Message 2: It is unavoidable that the education sector reacts to wider societal injustices
As much as some would want to impose a boundary between politics and education, education is a political field (Marshall & Scribner, 1991). Any neutrality that an education sector (of a country) may want to adopt in relation to wider political events is a particular political position in itself. The adoption of a ‘neutral’ position to this war by the unaffected would be a sad outcome of the decades of fighting for social justice globally against unequal power relations between the oppressors and the oppressed in different areas of life. We, as a global society, have made a leap from pervasive inequalities to tackling some forms of injustice to some extent in some parts of the world, such as racism, sexism, ageism, and so on. However, despite the decades of fighting for justice, these are only the first steps of many that have to be taken, with another form of injustice to overcome added to the list – the war against Ukraine. If the representatives of the education sector around the world do not use education as a tool to promote social justice, the only other thing they can do is reinforce existing oppression, in Freire’s (1970/2007) terms.
Message 3: The role of academic research in generating knowledge about the war and related injustices
There seem to be two types of knowledge: truth generated by ethical research and propaganda created on twisted facts. The Russian war in Ukraine has showcased one more time that the knowledge people form, based on the information sources they prioritise, shapes minds, lives and history. The line between truth and propaganda, sadly, becomes blurred for those who do not have the knowledge and skills of distinguishing between credible and non-credible information sources. Disinformation in our ‘post-truth’ world (Ylä-Anttila, 2018, p. 356) becomes a fertile ground for different types of persecution and discrimination. The ‘post-truth’ demagoguery is, arguably, a culprit of our technological advancement, as copious sources of information bombard us with what we are left to interpret as believable or not. High-quality ethical research and its dissemination is the only tool that is left to help us navigate our way and help others in this dynamic world.
‘High-quality ethical research and its dissemination is the only tool that is left to help us navigate our way and help others in this dynamic world.’
As academic researchers, we have a duty to the current and next generations to ensure that high-quality ethical research about the war survives in our global society – to counter propaganda and become the saviour of the world population in this ‘post-truth world’. Research determines the knowledge that humanity holds. It defines the future.
It is essential to continue reflecting on these three messages, carrying on with learning events such as the one that served as a platform for this valuable discussion.
Freire, P. (2007). Pedagogy of the oppressed (M. B. Ramos, Trans.). Continuum. (Original work published 1970)

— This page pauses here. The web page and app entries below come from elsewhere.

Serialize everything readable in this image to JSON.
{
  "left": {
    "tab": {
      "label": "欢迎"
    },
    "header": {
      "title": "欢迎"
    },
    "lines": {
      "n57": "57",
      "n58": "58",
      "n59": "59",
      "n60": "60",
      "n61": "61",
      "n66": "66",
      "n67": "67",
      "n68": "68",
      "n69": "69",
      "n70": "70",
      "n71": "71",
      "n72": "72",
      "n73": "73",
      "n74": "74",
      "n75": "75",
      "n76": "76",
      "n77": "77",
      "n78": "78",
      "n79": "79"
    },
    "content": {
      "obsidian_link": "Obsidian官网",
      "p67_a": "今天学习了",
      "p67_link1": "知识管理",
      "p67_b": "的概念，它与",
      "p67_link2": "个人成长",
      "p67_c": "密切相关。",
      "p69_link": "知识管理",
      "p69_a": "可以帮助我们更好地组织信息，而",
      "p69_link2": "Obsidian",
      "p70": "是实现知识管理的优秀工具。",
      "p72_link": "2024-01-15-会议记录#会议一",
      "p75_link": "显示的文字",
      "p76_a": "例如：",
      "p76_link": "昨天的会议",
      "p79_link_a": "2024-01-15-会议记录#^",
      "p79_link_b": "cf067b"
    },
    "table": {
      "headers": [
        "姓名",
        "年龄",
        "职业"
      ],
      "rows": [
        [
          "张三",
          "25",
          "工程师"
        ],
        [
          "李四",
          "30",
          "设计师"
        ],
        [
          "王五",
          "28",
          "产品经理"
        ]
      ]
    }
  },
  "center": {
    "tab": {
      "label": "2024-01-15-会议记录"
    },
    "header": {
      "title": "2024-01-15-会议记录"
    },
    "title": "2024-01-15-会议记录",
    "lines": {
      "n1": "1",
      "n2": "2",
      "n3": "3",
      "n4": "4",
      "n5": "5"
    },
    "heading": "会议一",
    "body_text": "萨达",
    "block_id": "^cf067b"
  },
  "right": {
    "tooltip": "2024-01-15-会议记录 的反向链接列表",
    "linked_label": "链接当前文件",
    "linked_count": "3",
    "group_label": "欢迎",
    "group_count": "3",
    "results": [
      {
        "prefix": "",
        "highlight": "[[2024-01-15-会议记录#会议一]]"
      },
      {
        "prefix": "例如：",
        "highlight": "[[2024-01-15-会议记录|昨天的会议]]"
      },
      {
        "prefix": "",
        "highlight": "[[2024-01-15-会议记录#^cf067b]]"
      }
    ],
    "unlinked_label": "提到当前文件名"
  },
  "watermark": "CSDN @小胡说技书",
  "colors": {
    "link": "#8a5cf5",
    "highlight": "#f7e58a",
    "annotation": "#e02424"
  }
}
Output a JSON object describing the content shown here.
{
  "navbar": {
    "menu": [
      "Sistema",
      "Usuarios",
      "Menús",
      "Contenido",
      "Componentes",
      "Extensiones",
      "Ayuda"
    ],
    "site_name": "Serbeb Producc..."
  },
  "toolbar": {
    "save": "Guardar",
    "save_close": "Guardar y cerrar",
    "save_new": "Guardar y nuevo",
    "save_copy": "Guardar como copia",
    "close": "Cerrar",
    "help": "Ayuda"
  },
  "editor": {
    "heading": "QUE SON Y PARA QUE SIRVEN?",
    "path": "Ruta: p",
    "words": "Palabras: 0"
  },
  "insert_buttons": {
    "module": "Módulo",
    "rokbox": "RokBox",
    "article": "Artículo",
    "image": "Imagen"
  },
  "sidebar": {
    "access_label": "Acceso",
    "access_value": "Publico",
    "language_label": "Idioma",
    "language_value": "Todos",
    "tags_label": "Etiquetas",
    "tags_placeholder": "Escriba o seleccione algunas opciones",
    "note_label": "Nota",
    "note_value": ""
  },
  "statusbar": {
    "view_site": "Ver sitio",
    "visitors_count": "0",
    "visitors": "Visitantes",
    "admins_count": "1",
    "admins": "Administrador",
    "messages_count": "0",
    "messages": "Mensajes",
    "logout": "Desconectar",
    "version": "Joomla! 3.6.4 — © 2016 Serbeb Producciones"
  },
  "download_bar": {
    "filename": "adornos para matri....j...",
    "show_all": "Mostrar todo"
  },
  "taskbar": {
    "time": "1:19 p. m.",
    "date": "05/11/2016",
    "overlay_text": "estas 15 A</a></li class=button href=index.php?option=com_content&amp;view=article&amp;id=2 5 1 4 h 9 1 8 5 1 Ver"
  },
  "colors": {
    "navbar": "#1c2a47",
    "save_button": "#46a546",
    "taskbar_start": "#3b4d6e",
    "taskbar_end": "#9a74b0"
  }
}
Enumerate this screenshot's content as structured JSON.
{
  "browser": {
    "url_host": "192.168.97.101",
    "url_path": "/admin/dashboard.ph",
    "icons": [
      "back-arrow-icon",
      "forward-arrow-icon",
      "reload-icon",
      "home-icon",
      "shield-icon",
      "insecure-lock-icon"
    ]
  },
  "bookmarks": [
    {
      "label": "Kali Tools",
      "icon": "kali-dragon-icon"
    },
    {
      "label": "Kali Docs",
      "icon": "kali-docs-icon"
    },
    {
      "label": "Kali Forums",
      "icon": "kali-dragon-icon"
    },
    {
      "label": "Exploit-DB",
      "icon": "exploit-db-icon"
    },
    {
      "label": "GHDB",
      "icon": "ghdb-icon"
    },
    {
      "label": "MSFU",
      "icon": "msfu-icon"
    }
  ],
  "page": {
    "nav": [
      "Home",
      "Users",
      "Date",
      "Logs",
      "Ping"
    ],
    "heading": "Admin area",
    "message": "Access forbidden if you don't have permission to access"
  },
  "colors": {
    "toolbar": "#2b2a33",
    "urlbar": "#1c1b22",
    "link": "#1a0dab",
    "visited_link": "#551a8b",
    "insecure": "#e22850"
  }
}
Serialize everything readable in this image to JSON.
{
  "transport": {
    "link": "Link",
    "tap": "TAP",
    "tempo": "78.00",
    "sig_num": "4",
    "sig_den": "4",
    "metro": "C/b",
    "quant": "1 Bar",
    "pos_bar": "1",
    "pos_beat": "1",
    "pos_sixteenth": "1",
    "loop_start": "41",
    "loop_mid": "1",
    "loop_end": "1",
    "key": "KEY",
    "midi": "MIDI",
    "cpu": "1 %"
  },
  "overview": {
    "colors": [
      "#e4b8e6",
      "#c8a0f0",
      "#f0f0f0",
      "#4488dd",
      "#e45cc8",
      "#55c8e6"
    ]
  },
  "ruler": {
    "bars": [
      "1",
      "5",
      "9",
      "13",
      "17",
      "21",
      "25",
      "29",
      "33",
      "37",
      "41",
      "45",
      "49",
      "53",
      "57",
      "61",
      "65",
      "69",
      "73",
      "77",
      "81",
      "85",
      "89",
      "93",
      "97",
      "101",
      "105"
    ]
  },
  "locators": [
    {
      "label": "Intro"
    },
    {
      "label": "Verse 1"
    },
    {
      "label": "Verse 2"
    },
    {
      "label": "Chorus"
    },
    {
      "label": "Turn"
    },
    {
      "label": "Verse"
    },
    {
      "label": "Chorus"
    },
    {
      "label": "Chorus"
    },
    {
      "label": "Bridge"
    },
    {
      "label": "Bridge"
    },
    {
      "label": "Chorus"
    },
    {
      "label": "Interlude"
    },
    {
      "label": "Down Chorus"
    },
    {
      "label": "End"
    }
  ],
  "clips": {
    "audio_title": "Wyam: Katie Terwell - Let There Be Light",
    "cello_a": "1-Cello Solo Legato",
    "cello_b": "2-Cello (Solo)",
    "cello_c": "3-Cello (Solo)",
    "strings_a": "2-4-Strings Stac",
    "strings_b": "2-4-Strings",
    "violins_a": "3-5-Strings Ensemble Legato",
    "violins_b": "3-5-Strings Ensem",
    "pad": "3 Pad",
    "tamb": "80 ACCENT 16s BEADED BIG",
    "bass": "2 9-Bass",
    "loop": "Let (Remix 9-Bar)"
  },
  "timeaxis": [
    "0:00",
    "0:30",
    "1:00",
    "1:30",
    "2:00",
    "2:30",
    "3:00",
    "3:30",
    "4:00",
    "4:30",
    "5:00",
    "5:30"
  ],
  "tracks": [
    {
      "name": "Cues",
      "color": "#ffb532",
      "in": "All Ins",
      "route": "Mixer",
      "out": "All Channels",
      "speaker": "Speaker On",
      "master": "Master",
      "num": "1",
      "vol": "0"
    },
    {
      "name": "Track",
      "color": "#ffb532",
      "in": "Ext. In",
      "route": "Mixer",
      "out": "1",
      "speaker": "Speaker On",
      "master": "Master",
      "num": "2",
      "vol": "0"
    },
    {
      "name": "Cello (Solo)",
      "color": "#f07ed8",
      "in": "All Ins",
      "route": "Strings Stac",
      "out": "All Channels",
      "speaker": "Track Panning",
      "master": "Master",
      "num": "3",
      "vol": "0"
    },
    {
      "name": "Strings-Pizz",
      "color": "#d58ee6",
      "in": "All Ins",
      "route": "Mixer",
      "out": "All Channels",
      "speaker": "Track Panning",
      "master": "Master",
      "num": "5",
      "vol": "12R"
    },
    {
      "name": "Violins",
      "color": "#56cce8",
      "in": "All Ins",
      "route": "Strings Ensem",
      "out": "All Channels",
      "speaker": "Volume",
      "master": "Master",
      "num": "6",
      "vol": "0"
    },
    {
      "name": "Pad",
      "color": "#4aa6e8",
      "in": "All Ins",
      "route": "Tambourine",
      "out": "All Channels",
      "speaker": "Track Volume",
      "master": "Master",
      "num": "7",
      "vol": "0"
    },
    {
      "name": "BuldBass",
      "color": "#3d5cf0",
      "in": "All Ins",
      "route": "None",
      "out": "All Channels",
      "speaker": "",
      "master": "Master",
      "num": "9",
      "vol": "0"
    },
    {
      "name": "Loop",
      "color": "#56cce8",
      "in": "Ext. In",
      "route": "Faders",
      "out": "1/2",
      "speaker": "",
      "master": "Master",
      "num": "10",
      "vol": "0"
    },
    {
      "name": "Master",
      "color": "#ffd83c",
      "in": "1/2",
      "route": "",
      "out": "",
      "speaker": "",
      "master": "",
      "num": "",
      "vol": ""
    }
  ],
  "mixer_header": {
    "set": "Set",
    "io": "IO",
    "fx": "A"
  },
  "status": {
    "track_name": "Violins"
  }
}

Marshall, C., & Scribner, J. D. (1991). ‘It’s all political’: Inquiry into the micropolitics of education. Education and Urban Society, 23(4), 347–355.
Ylä-Anttila, T. (2018). Populist knowledge: ‘Post-truth’ repertoires of contesting epistemic authorities. European Journal of Cultural and Political Sociology, 5(4), 356–388.